There’s a zero percent increase, and there’s a zero increase.
The selectmen started their budget work Monday looking at a $38-million budget proposal for town departments and road work next year that would amount to a 0.58%. Getting it down to 0.00% would mean finding about $223,000 in cuts — in a budget proposal where jobs have already been reduced through both layoffs and retirements.
The current 2018-19 budget is $38,324,000, and the proposed 2019-20 budget the selectmen are working from is $38,547,000.
With $98 million for public school operations — the Board of Education is seeking a 3.43% increase — and $11 million in debt service, the entire town and school budget would go from $144,360,000 this year to $148,120,000 next year. That’s a 2.60% increase.
Of course, both town and school budgets will have to go from the selectmen and school board to the Board of Finance, and then to voters for approval.
To make the town-side budget work — even without trying to get it lower — will require some successful talking with town employee unions about health insurance, First Selectman Rudy Marconi told the selectmen.
“We put the budget model you’re looking at at 8%,” Marconi said of the health insurance increase. “It came in at 18%.”
The town is slated to pay $4,599,000 in health insurance this year, and the budget — assuming an 8% increase — shows the cost of the health plan increasing to $4,847,000. The difference between an 8% and an 18% increase is $459,000 — which would push the town’s health insurance cost over $5 million.
Marconi said he and Controller Kevin Redmond were exploring having the town participate in a state-organized employee health insurance plan.
“We feel confident in the 8% there,” he said. “But it requires re-opening all the contracts with the unions.”
The 18% increase the town is looking at from private insurers is partly due to the town’s recent history of employees using their health insurance a lot.
“Our utilization rate was 150% of premium,” Marconi told fellow selectmen. “…We’ve had sickness, and there’s nothing you can do about it.”

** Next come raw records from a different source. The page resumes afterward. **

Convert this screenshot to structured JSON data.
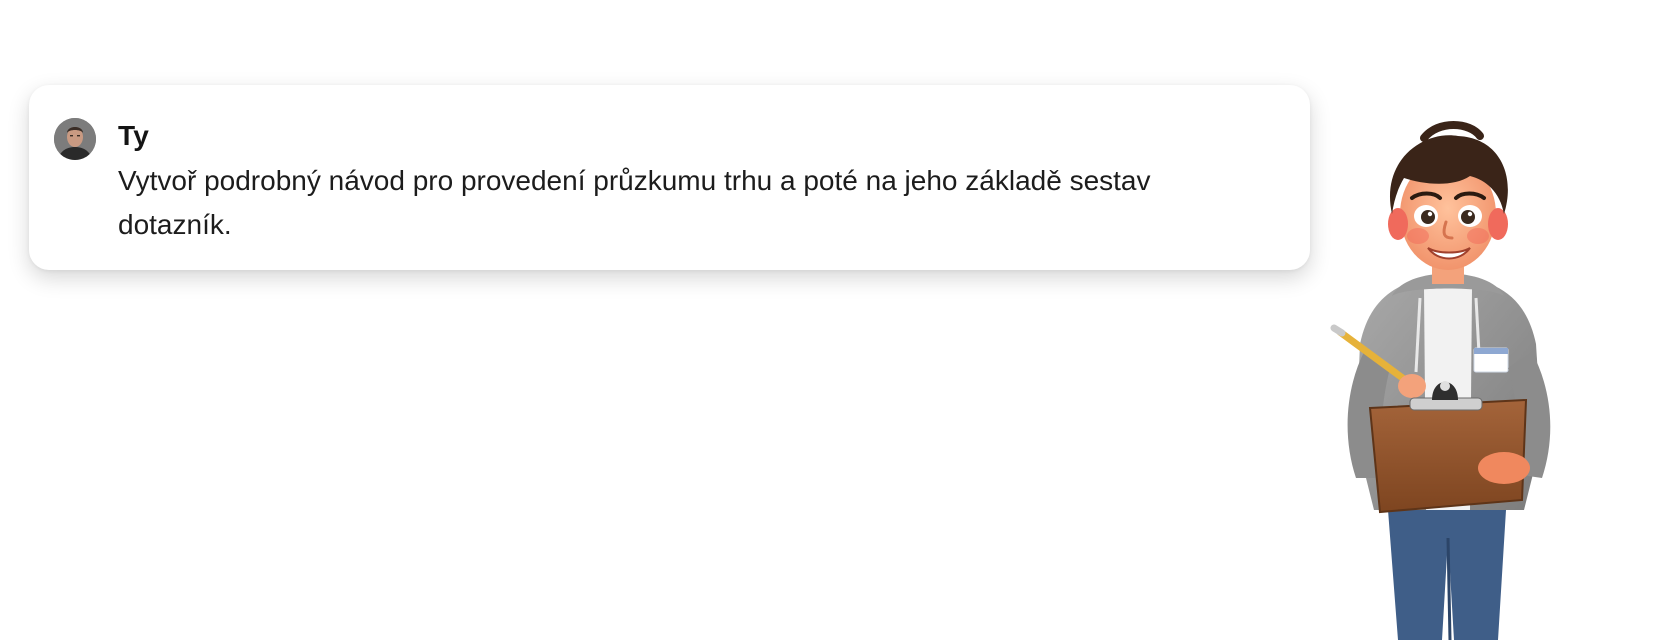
{
  "message": {
    "author": "Ty",
    "text": "Vytvoř podrobný návod pro provedení průzkumu trhu a poté na jeho základě sestav dotazník."
  },
  "avatar": {
    "icon": "user-avatar-photo"
  },
  "illustration": {
    "icon": "researcher-with-clipboard"
  }
}
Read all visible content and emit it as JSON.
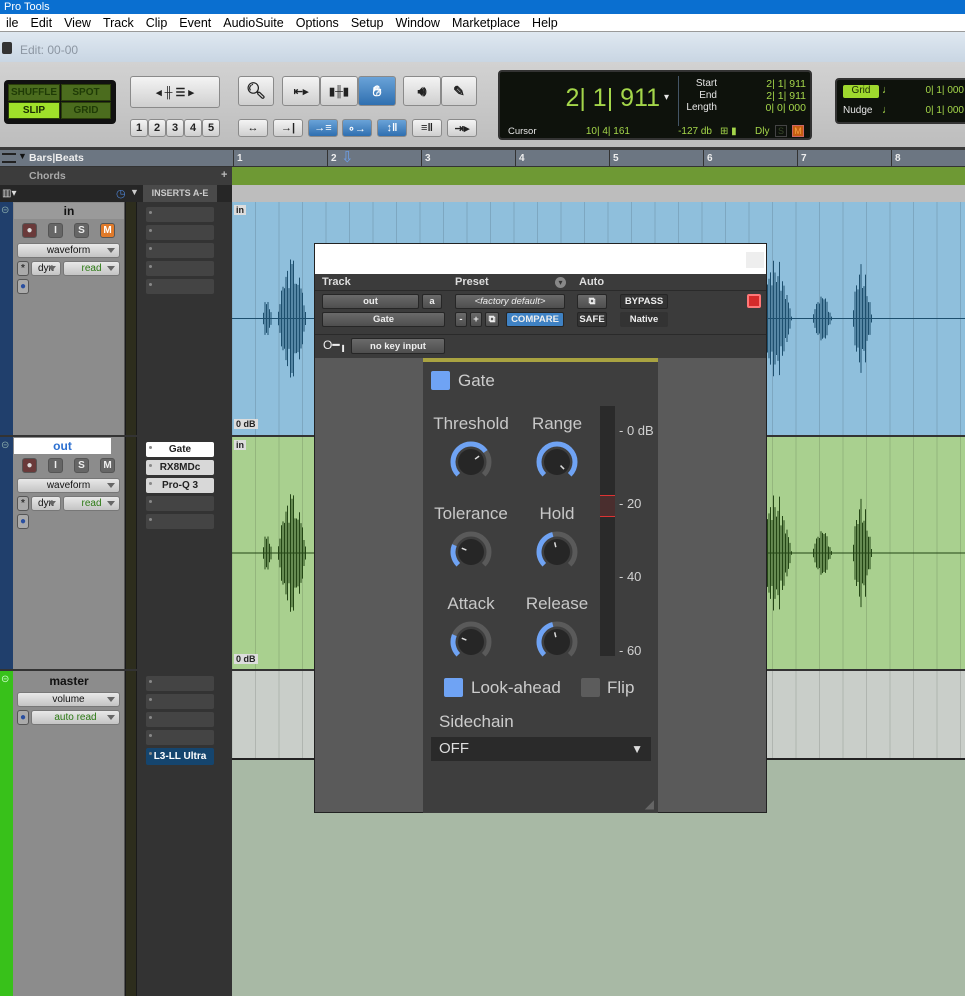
{
  "app": {
    "title": "Pro Tools",
    "window_title": "Edit: 00-00"
  },
  "menu": [
    "ile",
    "Edit",
    "View",
    "Track",
    "Clip",
    "Event",
    "AudioSuite",
    "Options",
    "Setup",
    "Window",
    "Marketplace",
    "Help"
  ],
  "toolbar": {
    "modes": {
      "shuffle": "SHUFFLE",
      "spot": "SPOT",
      "slip": "SLIP",
      "grid": "GRID",
      "active": "SLIP"
    },
    "zoom_presets": [
      "1",
      "2",
      "3",
      "4",
      "5"
    ],
    "tools": [
      "zoomer-icon",
      "trim-icon",
      "selector-icon",
      "grabber-icon",
      "scrubber-icon",
      "pencil-icon"
    ],
    "active_tool": "grabber-icon",
    "counter": {
      "main": "2| 1| 911",
      "start_label": "Start",
      "start": "2| 1| 911",
      "end_label": "End",
      "end": "2| 1| 911",
      "length_label": "Length",
      "length": "0| 0| 000",
      "cursor_label": "Cursor",
      "cursor": "10| 4| 161",
      "level": "-127 db",
      "dly": "Dly",
      "s": "S",
      "m": "M"
    },
    "grid": {
      "label": "Grid",
      "value": "0| 1| 000"
    },
    "nudge": {
      "label": "Nudge",
      "value": "0| 1| 000"
    }
  },
  "rulers": {
    "bars_label": "Bars|Beats",
    "chords_label": "Chords",
    "chords_add": "+",
    "bars": [
      "1",
      "2",
      "3",
      "4",
      "5",
      "6",
      "7",
      "8"
    ],
    "inserts_header": "INSERTS A-E"
  },
  "tracks": [
    {
      "name": "in",
      "view": "waveform",
      "dyn": "dyn",
      "auto": "read",
      "inserts": [
        "",
        "",
        "",
        "",
        ""
      ],
      "clip_label": "in",
      "gain": "0 dB",
      "color": "#8fbfdc",
      "wave": "#1d4f6e",
      "mute_on": true
    },
    {
      "name": "out",
      "view": "waveform",
      "dyn": "dyn",
      "auto": "read",
      "inserts": [
        "Gate",
        "RX8MDc",
        "Pro-Q 3",
        "",
        ""
      ],
      "clip_label": "in",
      "gain": "0 dB",
      "color": "#a9d08f",
      "wave": "#244615",
      "mute_on": false
    },
    {
      "name": "master",
      "view": "volume",
      "auto": "auto read",
      "inserts": [
        "",
        "",
        "",
        "",
        "L3-LL Ultra"
      ]
    }
  ],
  "plugin": {
    "track_label": "Track",
    "preset_label": "Preset",
    "auto_label": "Auto",
    "track": "out",
    "channel": "a",
    "plugin_name": "Gate",
    "preset": "<factory default>",
    "minus": "-",
    "plus": "+",
    "compare": "COMPARE",
    "safe": "SAFE",
    "bypass": "BYPASS",
    "native": "Native",
    "key_input": "no key input",
    "gate": {
      "enable_label": "Gate",
      "knobs": [
        {
          "label": "Threshold",
          "value": 0.7
        },
        {
          "label": "Range",
          "value": 1.0
        },
        {
          "label": "Tolerance",
          "value": 0.25
        },
        {
          "label": "Hold",
          "value": 0.45
        },
        {
          "label": "Attack",
          "value": 0.25
        },
        {
          "label": "Release",
          "value": 0.45
        }
      ],
      "meter_scale": [
        "- 0 dB",
        "- 20",
        "- 40",
        "- 60"
      ],
      "lookahead_label": "Look-ahead",
      "lookahead": true,
      "flip_label": "Flip",
      "flip": false,
      "sidechain_label": "Sidechain",
      "sidechain": "OFF"
    }
  }
}
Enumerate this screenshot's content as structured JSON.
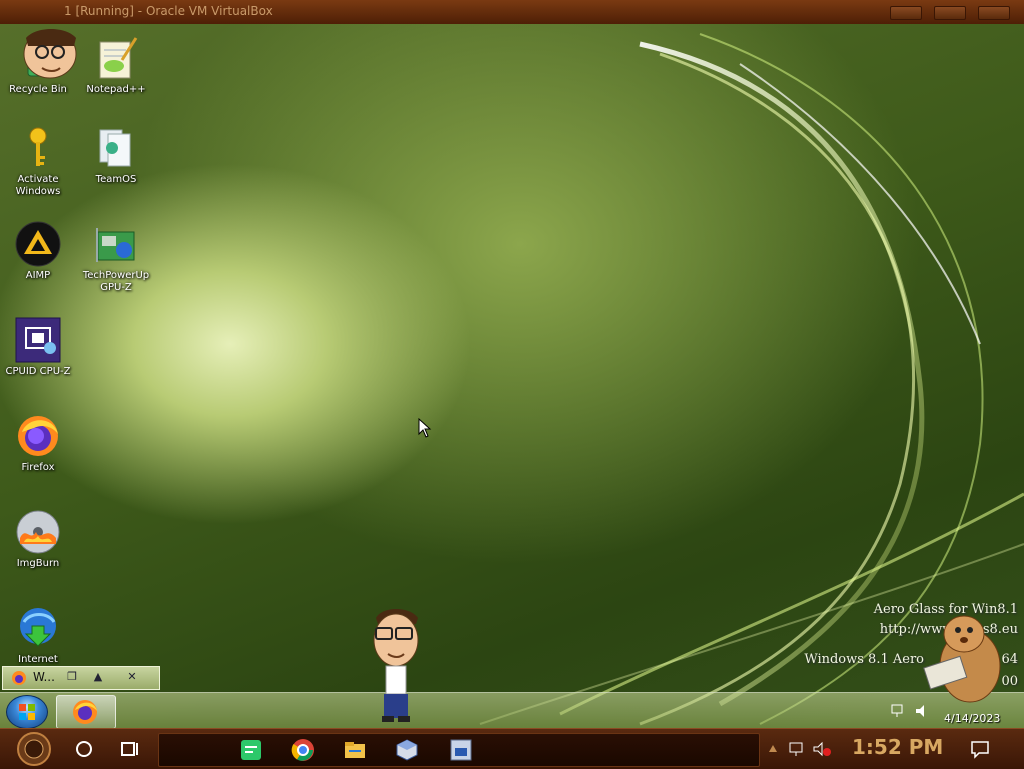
{
  "host_window": {
    "title": "1 [Running] - Oracle VM VirtualBox"
  },
  "desktop_icons": [
    {
      "label": "Recycle Bin",
      "icon": "recycle-bin-icon"
    },
    {
      "label": "Notepad++",
      "icon": "notepad-plus-plus-icon"
    },
    {
      "label": "Activate Windows",
      "icon": "key-icon"
    },
    {
      "label": "TeamOS",
      "icon": "teamos-icon"
    },
    {
      "label": "AIMP",
      "icon": "aimp-icon"
    },
    {
      "label": "TechPowerUp GPU-Z",
      "icon": "gpu-z-icon"
    },
    {
      "label": "CPUID CPU-Z",
      "icon": "cpu-z-icon"
    },
    {
      "label": "Firefox",
      "icon": "firefox-icon"
    },
    {
      "label": "ImgBurn",
      "icon": "imgburn-icon"
    },
    {
      "label": "Internet Downl...",
      "icon": "internet-download-manager-icon"
    }
  ],
  "watermark": {
    "line1": "Aero Glass for Win8.1",
    "line2": "http://www.glass8.eu",
    "line3": "Windows 8.1 Aero",
    "line3_suffix": "64",
    "line4_suffix": "00"
  },
  "thumbnail_preview": {
    "title": "W...",
    "buttons": [
      "restore",
      "maximize",
      "close"
    ]
  },
  "upper_taskbar": {
    "date": "4/14/2023"
  },
  "lower_taskbar": {
    "clock": "1:52 PM",
    "pinned": [
      "cortana-circle-icon",
      "task-view-icon",
      "sticky-notes-icon",
      "chrome-icon",
      "file-explorer-icon",
      "virtualbox-icon",
      "windows-81-icon"
    ],
    "tray": [
      "network-icon",
      "volume-muted-icon",
      "notification-icon"
    ]
  },
  "colors": {
    "host_title": "#5e2a0a",
    "desktop_green": "#3e5a1a",
    "clock_text": "#d8a862",
    "lower_taskbar": "#3a1606"
  }
}
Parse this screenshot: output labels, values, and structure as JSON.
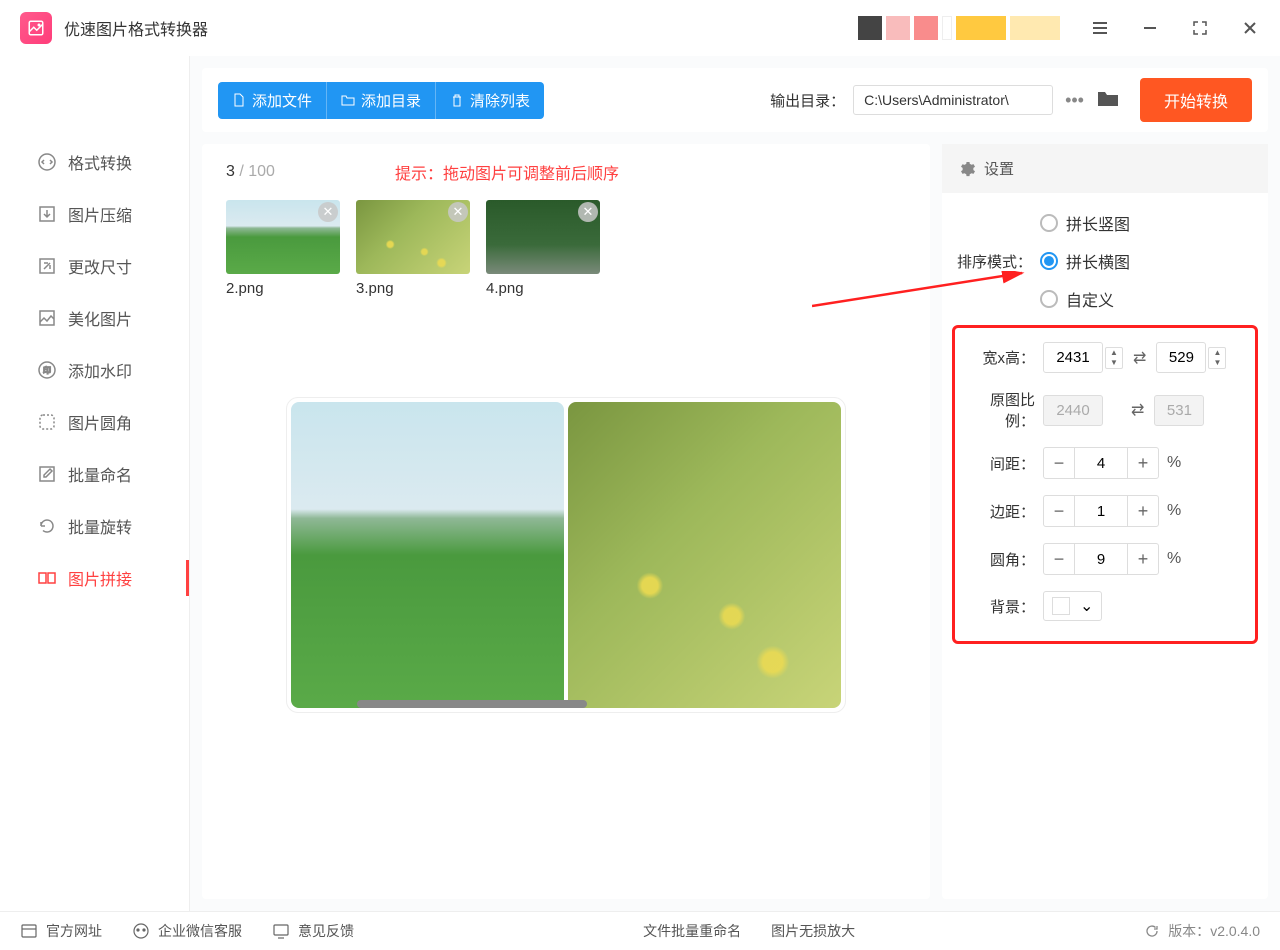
{
  "app": {
    "title": "优速图片格式转换器"
  },
  "window_controls": {
    "menu": "menu",
    "min": "minimize",
    "max": "fullscreen",
    "close": "close"
  },
  "sidebar": {
    "items": [
      {
        "label": "格式转换"
      },
      {
        "label": "图片压缩"
      },
      {
        "label": "更改尺寸"
      },
      {
        "label": "美化图片"
      },
      {
        "label": "添加水印"
      },
      {
        "label": "图片圆角"
      },
      {
        "label": "批量命名"
      },
      {
        "label": "批量旋转"
      },
      {
        "label": "图片拼接"
      }
    ],
    "active_index": 8
  },
  "toolbar": {
    "add_file": "添加文件",
    "add_folder": "添加目录",
    "clear_list": "清除列表",
    "output_label": "输出目录：",
    "output_path": "C:\\Users\\Administrator\\",
    "start": "开始转换"
  },
  "counter": {
    "current": "3",
    "sep": " / ",
    "total": "100"
  },
  "hint": "提示：拖动图片可调整前后顺序",
  "thumbs": [
    {
      "name": "2.png"
    },
    {
      "name": "3.png"
    },
    {
      "name": "4.png"
    }
  ],
  "settings": {
    "title": "设置",
    "sort_mode_label": "排序模式：",
    "modes": [
      {
        "label": "拼长竖图",
        "selected": false
      },
      {
        "label": "拼长横图",
        "selected": true
      },
      {
        "label": "自定义",
        "selected": false
      }
    ],
    "wh_label": "宽x高：",
    "width": "2431",
    "height": "529",
    "ratio_label": "原图比例：",
    "ratio_w": "2440",
    "ratio_h": "531",
    "spacing_label": "间距：",
    "spacing": "4",
    "margin_label": "边距：",
    "margin": "1",
    "radius_label": "圆角：",
    "radius": "9",
    "bg_label": "背景："
  },
  "footer": {
    "site": "官方网址",
    "support": "企业微信客服",
    "feedback": "意见反馈",
    "rename": "文件批量重命名",
    "lossless": "图片无损放大",
    "version_label": "版本：",
    "version": "v2.0.4.0"
  }
}
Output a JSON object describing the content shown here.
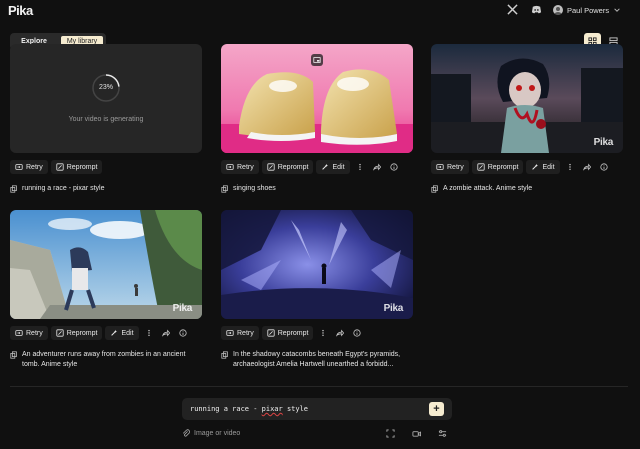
{
  "app": {
    "logo": "Pika"
  },
  "header": {
    "user_name": "Paul Powers"
  },
  "tabs": [
    {
      "label": "Explore"
    },
    {
      "label": "My library"
    }
  ],
  "generating": {
    "percent_label": "23%",
    "progress": 0.23,
    "message": "Your video is generating"
  },
  "actions": {
    "retry": "Retry",
    "reprompt": "Reprompt",
    "edit": "Edit"
  },
  "cards": [
    {
      "caption": "running a race - pixar style"
    },
    {
      "caption": "singing shoes",
      "watermark": ""
    },
    {
      "caption": "A zombie attack. Anime style",
      "watermark": "Pika"
    },
    {
      "caption": "An adventurer runs away from zombies in an ancient tomb. Anime style",
      "watermark": "Pika"
    },
    {
      "caption": "In the shadowy catacombs beneath Egypt's pyramids, archaeologist Amelia Hartwell unearthed a forbidd...",
      "watermark": "Pika"
    }
  ],
  "prompt": {
    "value_prefix": "running a race - ",
    "value_underlined": "pixar",
    "value_suffix": " style",
    "send_label": "+"
  },
  "attach": {
    "label": "Image or video"
  },
  "colors": {
    "accent": "#f6ecd0",
    "background": "#101010",
    "panel": "#262626"
  }
}
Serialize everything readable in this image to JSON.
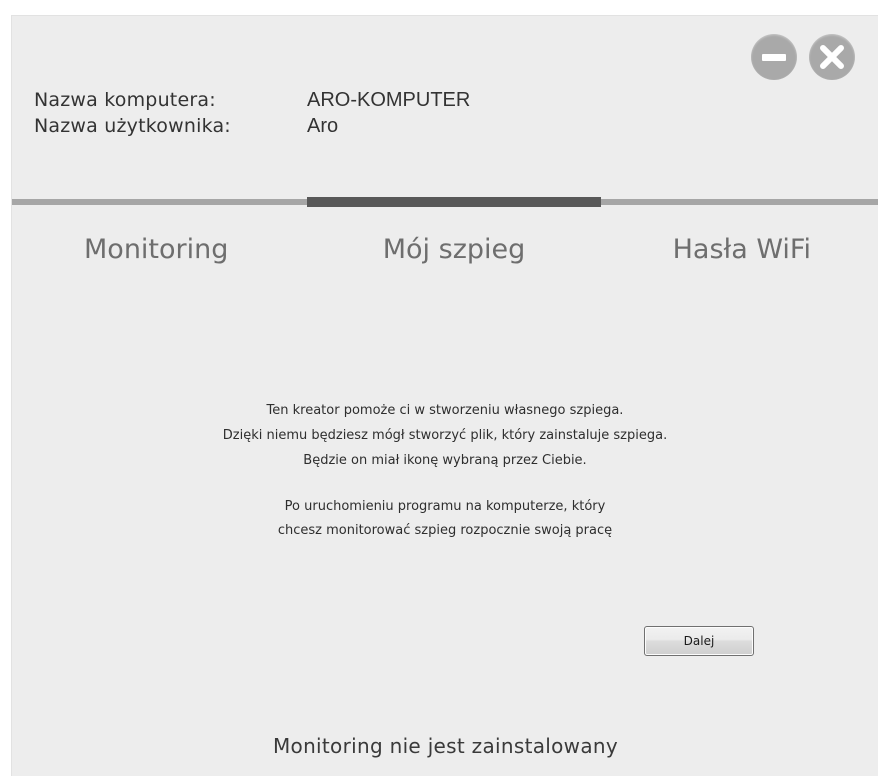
{
  "window_controls": {
    "minimize_icon": "minimize-icon",
    "close_icon": "close-icon"
  },
  "info": {
    "computer_label": "Nazwa komputera:",
    "computer_value": "ARO-KOMPUTER",
    "user_label": "Nazwa użytkownika:",
    "user_value": "Aro"
  },
  "tabs": [
    {
      "label": "Monitoring"
    },
    {
      "label": "Mój szpieg",
      "active": true
    },
    {
      "label": "Hasła WiFi"
    }
  ],
  "description": {
    "line1": "Ten kreator pomoże ci w stworzeniu własnego szpiega.",
    "line2": "Dzięki niemu będziesz mógł stworzyć plik, który zainstaluje szpiega.",
    "line3": "Będzie on miał ikonę wybraną przez Ciebie.",
    "line4": "Po uruchomieniu programu na komputerze, który",
    "line5": "chcesz monitorować szpieg rozpocznie swoją pracę"
  },
  "next_button": {
    "label": "Dalej"
  },
  "status": {
    "text": "Monitoring nie jest zainstalowany"
  },
  "colors": {
    "background": "#ededed",
    "tab_active": "#585858",
    "tab_inactive": "#a6a6a6",
    "control_icon": "#a9a9a9"
  }
}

He added that it’s important to maintain good health insurance that will pay for employees’ care when they need it.
To hold down costs, the town is also reducing the number of workers it has. Three employees were laid off and of the several people who left through an incentivized retirement program, three full-time positions are not being replaced. There were two positions where full-timers are being replaced by part-timers, along with the reorganization of duties.
Total savings from the program will be about $540,000 — the bulk of it in salaries but about $120,000 is from health insurance insurance savings, according to Marconi.
As they began their budget work Monday, Feb. 4, Marconi told fellow selectmen the cutting already done was driven by “our consensus to come in with a zero percent increase, because of the federal income tax changes,” which are expected to hit many Ridgefielders hard, due to the caps on deductions.
And the Board of Selectmen will be looking for more places to cut.
“It’s going to be tough,” Marconi said. “It’s going to be very, very difficult.”